Sir Keir said today’s Supreme Court ruling was a “good day for parliamentary sovereignty” as he blasted the Government’s appeal to the UK’s highest court against November’s previous High Court decision on Article 50 as a “waste of time and money”.He pointed out there had been 82 days between the High Court ruling and the Government’s defeated appeal in the Supreme Court.

Declaring Labour would attempt to amend the Government’s upcoming legislation authorising Article 50, Sir Keir said: “On issues as important as this it would be wrong for the Government to seek to minimise the role of Parliament and to avoid amendments.”

These would include provisions for the Government to report back regularly on Brexit negotiations and to hold a “meaningful vote” on a final EU exit deal, he added.

As Mr Davis told MPs the Prime Minister was not aiming to “sideline democracy” with the Government’s appeal to the High Court, Mrs May mouthed the word “referendum” to the mocking Labour benches.

The Brexit Secretary faced numerous other requests for the Government to publish a White Paper on its Brexit negotiating aims, including from pro-Remain Tory MPs.

Mr Davis insisted he would “provide as much information” as possible without underming the Government’s negotiating hand.He also categorically ruled out the prospect of a second EU referendum and vowed he would not back another poll “under any circumstances”.

Sheryll Murray, the Tory MP for South East Cornwall, had urged Mr Davis to reassure her constituents they would not have to vote on the issue again.

She said: “There has been a lot of talk of second referendums on Article 50 from some on the opposite side of the House.

“Will you please reassure my constituents, the majority of who voted to Leave, that you will categorically rule out any second referendum?”

Mr Davis replied: “Yes is the answer.

“I’m afraid I take the view that somehow the British people didn’t know what they were doing first time round so they have got to get a chance to get the answer right is patronising, bluntly, and undemocratic and improper.”

He added: “The answer is I will not under any circumstances be supporting a second referendum.”

PA

The Brexit Secretary categorically ruled out a second referendum


Mr Davis also gave an assurance to MPs that Parliament would have the “final say” on Britain’s EU departure deal.Labour former minister Pat McFadden reminded Mr Davis of the Prime Minister’s pledge to put the final UK-EU deal to a vote in the House of Commons and House of Lords before it comes into force.

He added: “The Article 50 negotiation is not the final deal. The final deal is the future trading agreement between the UK and the EU.

“So can you confirm that Parliament will get a vote on both the Article 50 agreement and, as the Prime Minister said, the final deal – and what will happen if Parliament says no to the terms of either of these?”

Mr Davis replied: “The answer to your overall question is yes, we are standing by both of those and continue to do so.

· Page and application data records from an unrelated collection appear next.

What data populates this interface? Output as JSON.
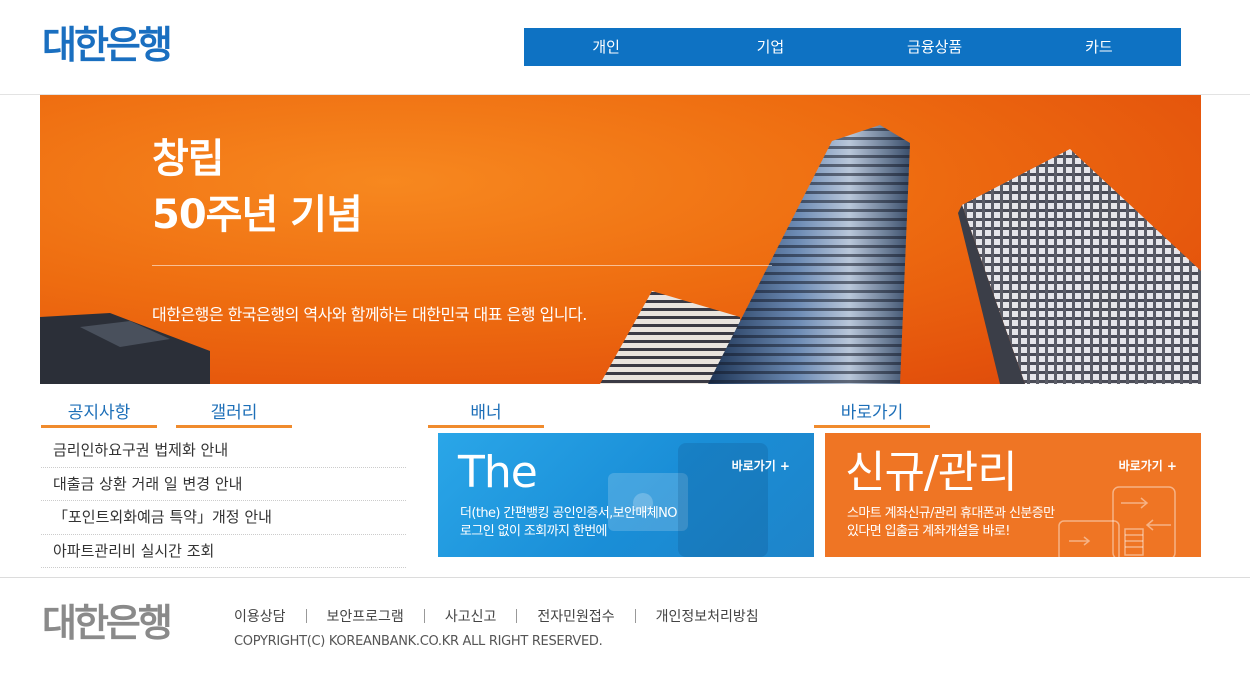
{
  "header": {
    "logo": "대한은행",
    "nav": [
      "개인",
      "기업",
      "금융상품",
      "카드"
    ]
  },
  "hero": {
    "title_line1": "창립",
    "title_line2": "50주년 기념",
    "subtitle": "대한은행은 한국은행의 역사와 함께하는 대한민국 대표 은행 입니다."
  },
  "sections": {
    "notice_tab": "공지사항",
    "gallery_tab": "갤러리",
    "banner_tab": "배너",
    "shortcut_tab": "바로가기"
  },
  "notices": [
    "금리인하요구권 법제화 안내",
    "대출금 상환 거래 일 변경 안내",
    "「포인트외화예금 특약」개정 안내",
    "아파트관리비 실시간 조회"
  ],
  "banner_blue": {
    "big": "The",
    "go": "바로가기 +",
    "desc_line1": "더(the) 간편뱅킹 공인인증서,보안매체NO",
    "desc_line2": "로그인 없이 조회까지 한번에"
  },
  "banner_orange": {
    "big": "신규/관리",
    "go": "바로가기 +",
    "desc_line1": "스마트 계좌신규/관리 휴대폰과 신분증만",
    "desc_line2": "있다면 입출금 계좌개설을 바로!"
  },
  "footer": {
    "logo": "대한은행",
    "links": [
      "이용상담",
      "보안프로그램",
      "사고신고",
      "전자민원접수",
      "개인정보처리방침"
    ],
    "copyright": "COPYRIGHT(C) KOREANBANK.CO.KR ALL RIGHT RESERVED."
  },
  "colors": {
    "brand_blue": "#1a6fc0",
    "nav_blue": "#0e72c3",
    "accent_orange": "#f08b2d",
    "hero_orange": "#ee6c10"
  }
}
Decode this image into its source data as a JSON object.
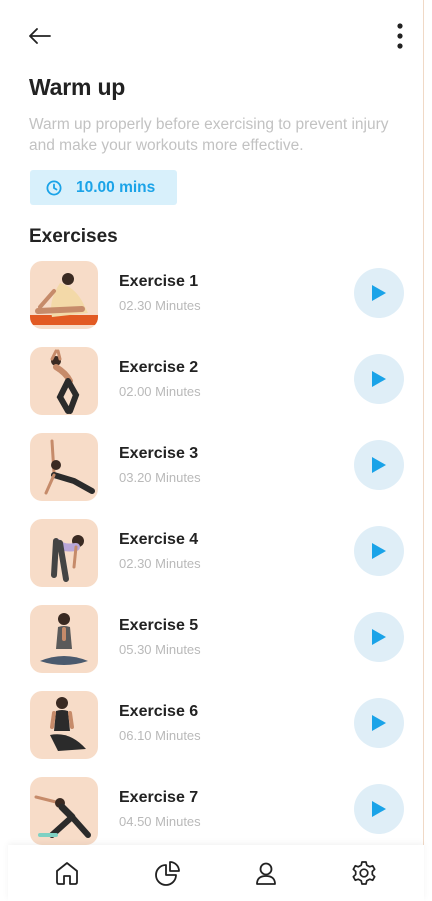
{
  "header": {
    "back_icon": "arrow-left-icon",
    "more_icon": "more-vertical-icon"
  },
  "page": {
    "title": "Warm up",
    "subtitle": "Warm up properly before exercising to prevent injury and make your workouts more effective.",
    "duration": "10.00 mins",
    "duration_icon": "clock-icon",
    "section_title": "Exercises"
  },
  "exercises": [
    {
      "name": "Exercise 1",
      "duration": "02.30 Minutes"
    },
    {
      "name": "Exercise 2",
      "duration": "02.00 Minutes"
    },
    {
      "name": "Exercise 3",
      "duration": "03.20 Minutes"
    },
    {
      "name": "Exercise 4",
      "duration": "02.30 Minutes"
    },
    {
      "name": "Exercise 5",
      "duration": "05.30 Minutes"
    },
    {
      "name": "Exercise 6",
      "duration": "06.10 Minutes"
    },
    {
      "name": "Exercise 7",
      "duration": "04.50 Minutes"
    }
  ],
  "tabbar": [
    {
      "icon": "home-icon"
    },
    {
      "icon": "pie-chart-icon"
    },
    {
      "icon": "user-icon"
    },
    {
      "icon": "settings-icon"
    }
  ],
  "colors": {
    "accent": "#1aa3e8",
    "duration_bg": "#d8f0fb",
    "play_bg": "#dfeef7",
    "thumb_bg": "#f7dcc8",
    "muted_text": "#c2c2c2"
  }
}
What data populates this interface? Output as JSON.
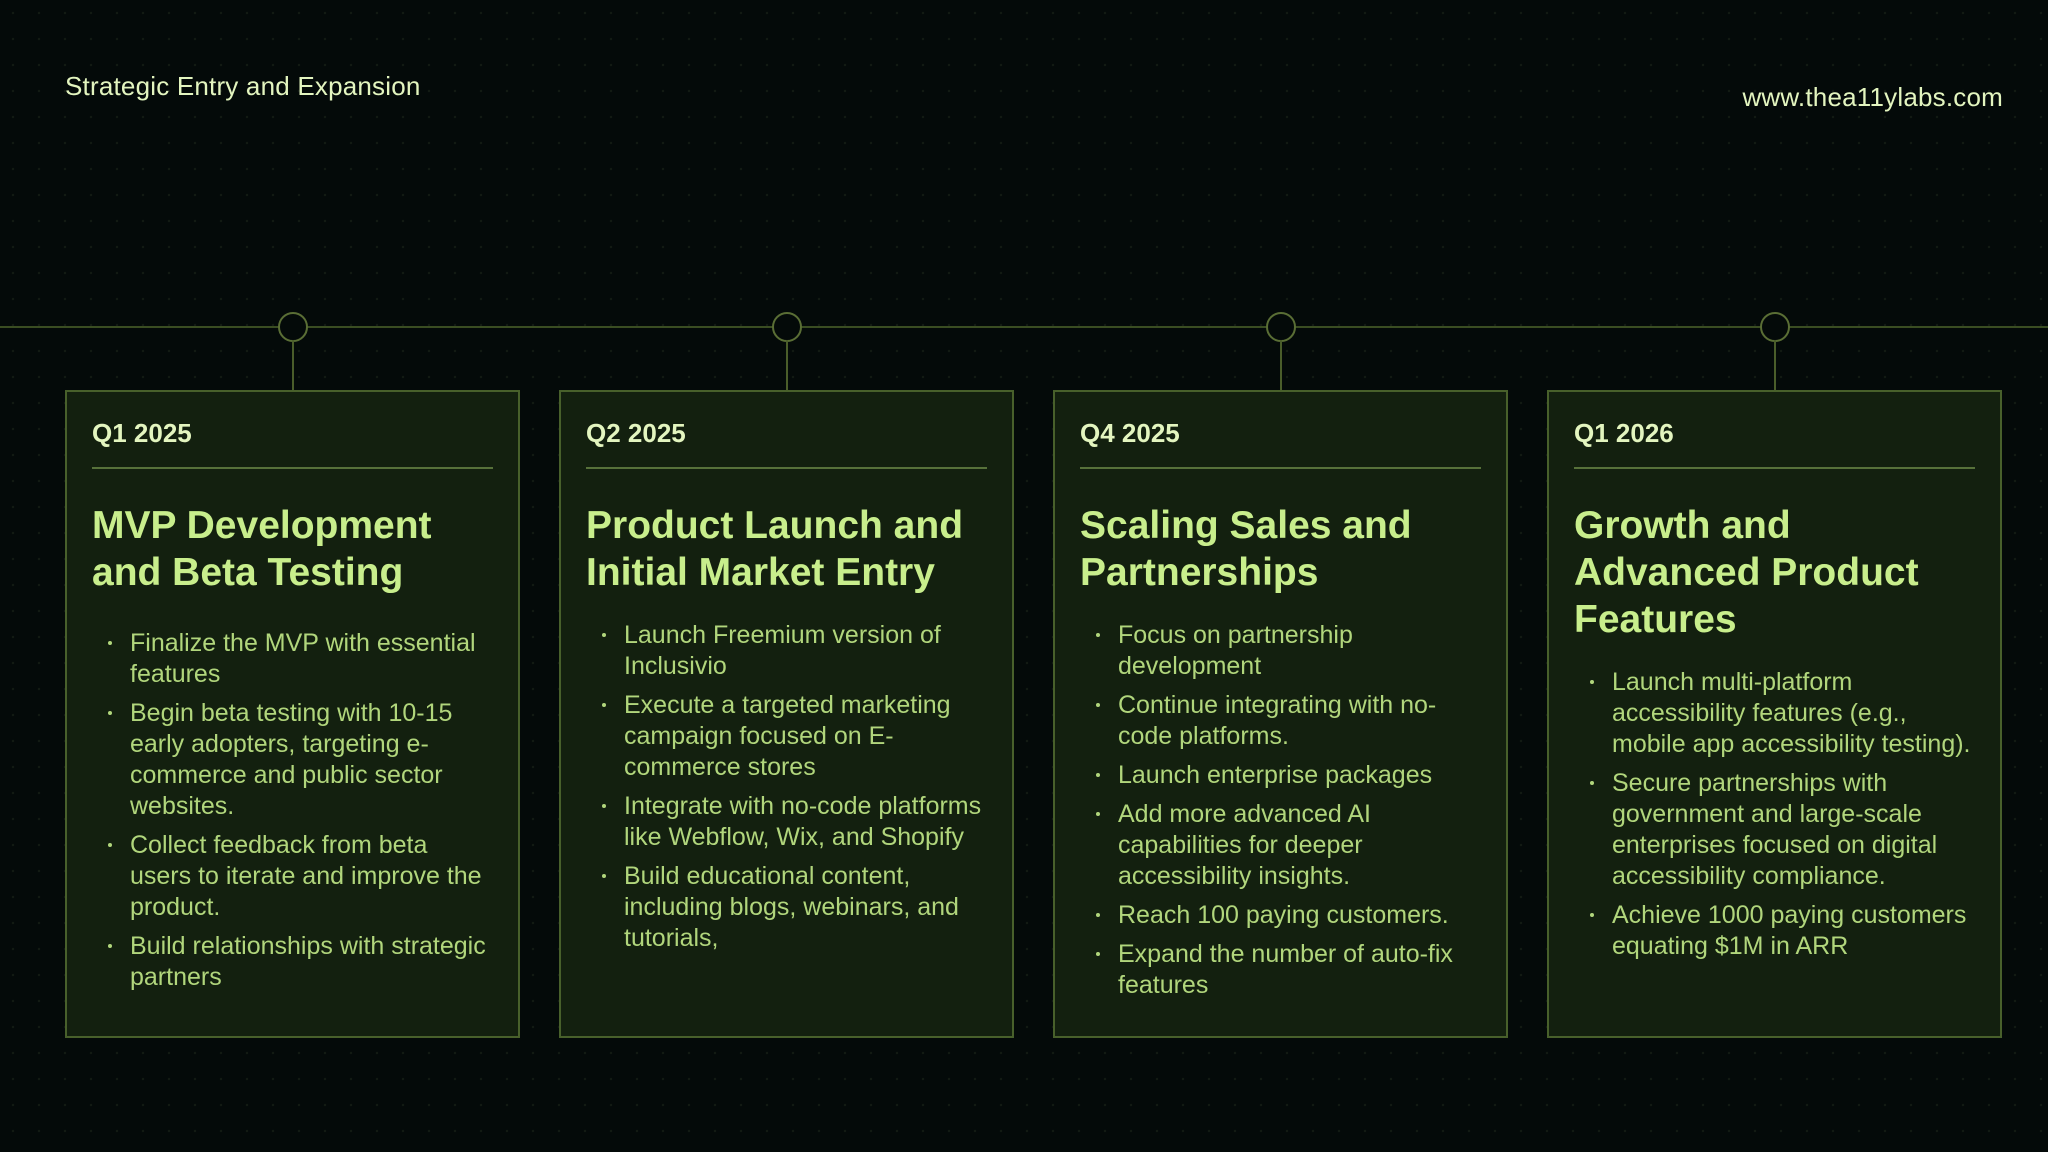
{
  "header": {
    "title": "Strategic Entry and Expansion",
    "url": "www.thea11ylabs.com"
  },
  "colors": {
    "background": "#040a09",
    "card_background": "#13200f",
    "card_border": "#48602b",
    "title_green": "#c8ee8c",
    "text_green": "#b1d67c"
  },
  "milestones": [
    {
      "quarter": "Q1 2025",
      "title": "MVP Development and Beta Testing",
      "items": [
        "Finalize the MVP with essential features",
        "Begin beta testing with 10-15 early adopters, targeting e-commerce and public sector websites.",
        "Collect feedback from beta users to iterate and improve the product.",
        "Build relationships with strategic partners"
      ]
    },
    {
      "quarter": "Q2 2025",
      "title": "Product Launch and Initial Market Entry",
      "items": [
        "Launch Freemium version of Inclusivio",
        "Execute a targeted marketing campaign focused on E-commerce stores",
        "Integrate with no-code platforms like Webflow, Wix, and Shopify",
        "Build educational content, including blogs, webinars, and tutorials,"
      ]
    },
    {
      "quarter": "Q4 2025",
      "title": "Scaling Sales and Partnerships",
      "items": [
        "Focus on partnership development",
        "Continue integrating with no-code platforms.",
        "Launch enterprise packages",
        "Add more advanced AI capabilities for deeper accessibility insights.",
        "Reach 100 paying customers.",
        "Expand the number of auto-fix features"
      ]
    },
    {
      "quarter": "Q1 2026",
      "title": "Growth and Advanced Product Features",
      "items": [
        "Launch multi-platform accessibility features (e.g., mobile app accessibility testing).",
        "Secure partnerships with government and large-scale enterprises focused on digital accessibility compliance.",
        "Achieve 1000 paying customers equating $1M in ARR"
      ]
    }
  ]
}
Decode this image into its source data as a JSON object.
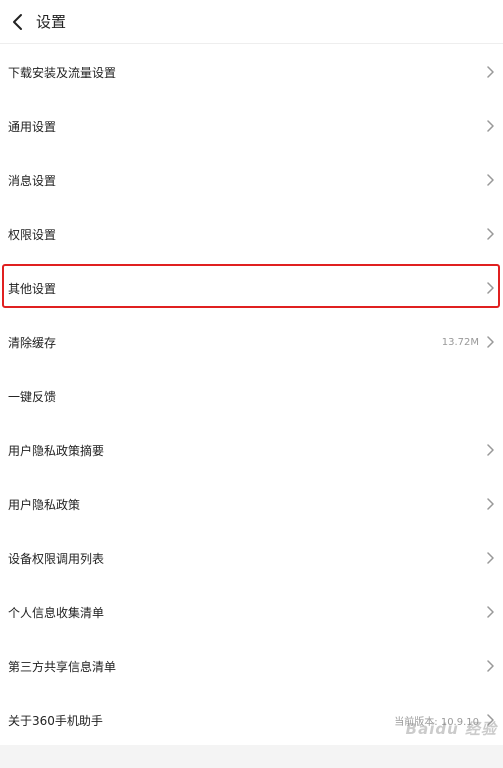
{
  "header": {
    "title": "设置",
    "back_icon": "chevron-left-icon"
  },
  "rows": [
    {
      "label": "下载安装及流量设置",
      "value": "",
      "chevron": true
    },
    {
      "label": "通用设置",
      "value": "",
      "chevron": true
    },
    {
      "label": "消息设置",
      "value": "",
      "chevron": true
    },
    {
      "label": "权限设置",
      "value": "",
      "chevron": true
    },
    {
      "label": "其他设置",
      "value": "",
      "chevron": true,
      "highlighted": true
    },
    {
      "label": "清除缓存",
      "value": "13.72M",
      "chevron": true
    },
    {
      "label": "一键反馈",
      "value": "",
      "chevron": false
    },
    {
      "label": "用户隐私政策摘要",
      "value": "",
      "chevron": true
    },
    {
      "label": "用户隐私政策",
      "value": "",
      "chevron": true
    },
    {
      "label": "设备权限调用列表",
      "value": "",
      "chevron": true
    },
    {
      "label": "个人信息收集清单",
      "value": "",
      "chevron": true
    },
    {
      "label": "第三方共享信息清单",
      "value": "",
      "chevron": true
    },
    {
      "label": "关于360手机助手",
      "value": "当前版本: 10.9.10",
      "chevron": true
    }
  ],
  "watermark": {
    "text": "Baidu 经验"
  },
  "colors": {
    "highlight_border": "#e02020",
    "chevron": "#999999",
    "value_text": "#999999"
  }
}
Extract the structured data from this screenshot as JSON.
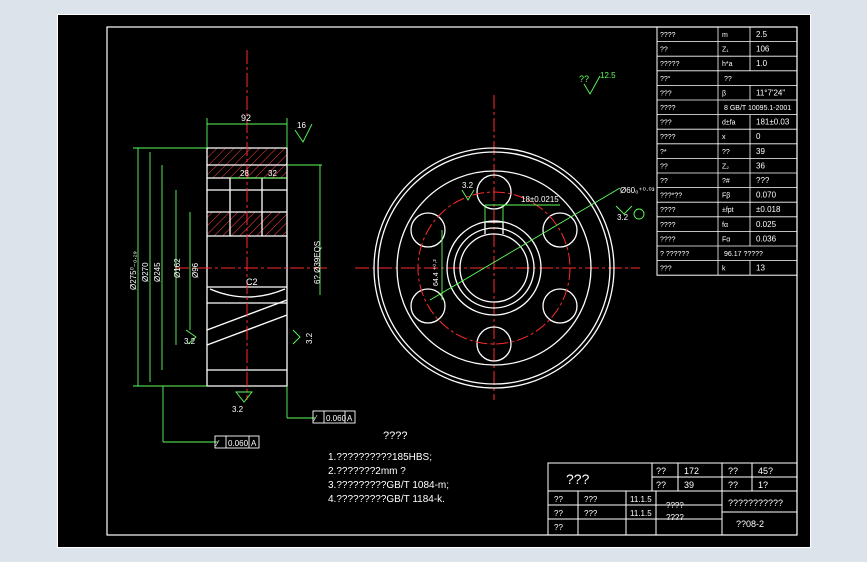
{
  "colors": {
    "background": "#000000",
    "outline": "#ffffff",
    "dimension": "#5cff5c",
    "centerline": "#ff2a2a",
    "canvas": "#dde3ea"
  },
  "params": {
    "rows": [
      {
        "label": "????",
        "sym": "m",
        "val": "2.5"
      },
      {
        "label": "??",
        "sym": "Z₁",
        "val": "106"
      },
      {
        "label": "?????",
        "sym": "h*a",
        "val": "1.0"
      },
      {
        "label": "??°",
        "sym": "",
        "val": "??"
      },
      {
        "label": "???",
        "sym": "β",
        "val": "11°7'24\""
      },
      {
        "label": "????",
        "sym": "",
        "val": "8 GB/T 10095.1-2001"
      },
      {
        "label": "???",
        "sym": "d±fa",
        "val": "181±0.03"
      },
      {
        "label": "????",
        "sym": "x",
        "val": "0"
      },
      {
        "label": "?*",
        "sym": "??",
        "val": "39"
      },
      {
        "label": "??",
        "sym": "Z₂",
        "val": "36"
      },
      {
        "label": "??",
        "sym": "?#",
        "val": "???"
      },
      {
        "label": "???*??",
        "sym": "Fβ",
        "val": "0.070"
      },
      {
        "label": "????",
        "sym": "±fpt",
        "val": "±0.018"
      },
      {
        "label": "????",
        "sym": "fα",
        "val": "0.025"
      },
      {
        "label": "????",
        "sym": "Fα",
        "val": "0.036"
      },
      {
        "label": "? ??????",
        "sym": "",
        "val": "96.17 ?????"
      },
      {
        "label": "???",
        "sym": "k",
        "val": "13"
      }
    ]
  },
  "dims": {
    "width_92": "92",
    "d16": "16",
    "d28": "28",
    "d32": "32",
    "dia_275": "Ø275⁰₋₀.₂₉",
    "dia_270": "Ø270",
    "dia_245": "Ø245",
    "dia_162": "Ø162",
    "dia_96": "Ø96",
    "dia_60": "Ø60₀⁺⁰·⁰³",
    "bore_label": "Ø39.05 EQS",
    "c2": "C2",
    "slot": "18±0.0215",
    "rough_32_a": "3.2",
    "rough_32_b": "3.2",
    "rough_32_c": "3.2",
    "rough_32_d": "3.2",
    "rough_32_e": "3.2",
    "rough_125": "12.5",
    "rough_top": "??",
    "fcf_1": "0.060",
    "fcf_a1": "A",
    "fcf_2": "0.060",
    "fcf_a2": "A",
    "tol_64": "64.4 ⁺⁰·²",
    "h6": "6? Ø39EQS"
  },
  "notes": {
    "title": "????",
    "items": [
      "1.??????????185HBS;",
      "2.???????2mm ?",
      "3.?????????GB/T 1084-m;",
      "4.?????????GB/T 1184-k."
    ]
  },
  "titleblock": {
    "name": "???",
    "c1": "??",
    "c2": "172",
    "c3": "??",
    "c4": "45?",
    "c5": "??",
    "c6": "39",
    "c7": "??",
    "c8": "1?",
    "r1a": "??",
    "r1b": "???",
    "r1c": "11.1.5",
    "r2a": "??",
    "r2b": "???",
    "r2c": "11.1.5",
    "r3a": "??",
    "school_a": "????",
    "school_b": "????",
    "drawing_name": "???????????",
    "drawing_no": "??08-2"
  }
}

“But the point I will reiterate to you again is that it won’t be the only votes. There will be a large number of other votes in between.

“The Labour Party can ignore it until the cows come home but the simple truth is they’re going to have many, many, many votes on many different policy areas after very extensive debate on primary legislation.

“So the answer is, Parliament will have a great influence on this process and it will have the final say.

“That’s, I think, a democracy in action.”

http://www.express.co.uk/news/politics/758215/Brexit-David-Davis-Supreme-Court-ruling-Article-50-legislation-in-days-EU-referendum

Leave a Reply

Be the First to Comment!

Help put the World to rights and leave a Comment

  Subscribe  
Notify of
MENU
Powered by: Wordpress
%d bloggers like this: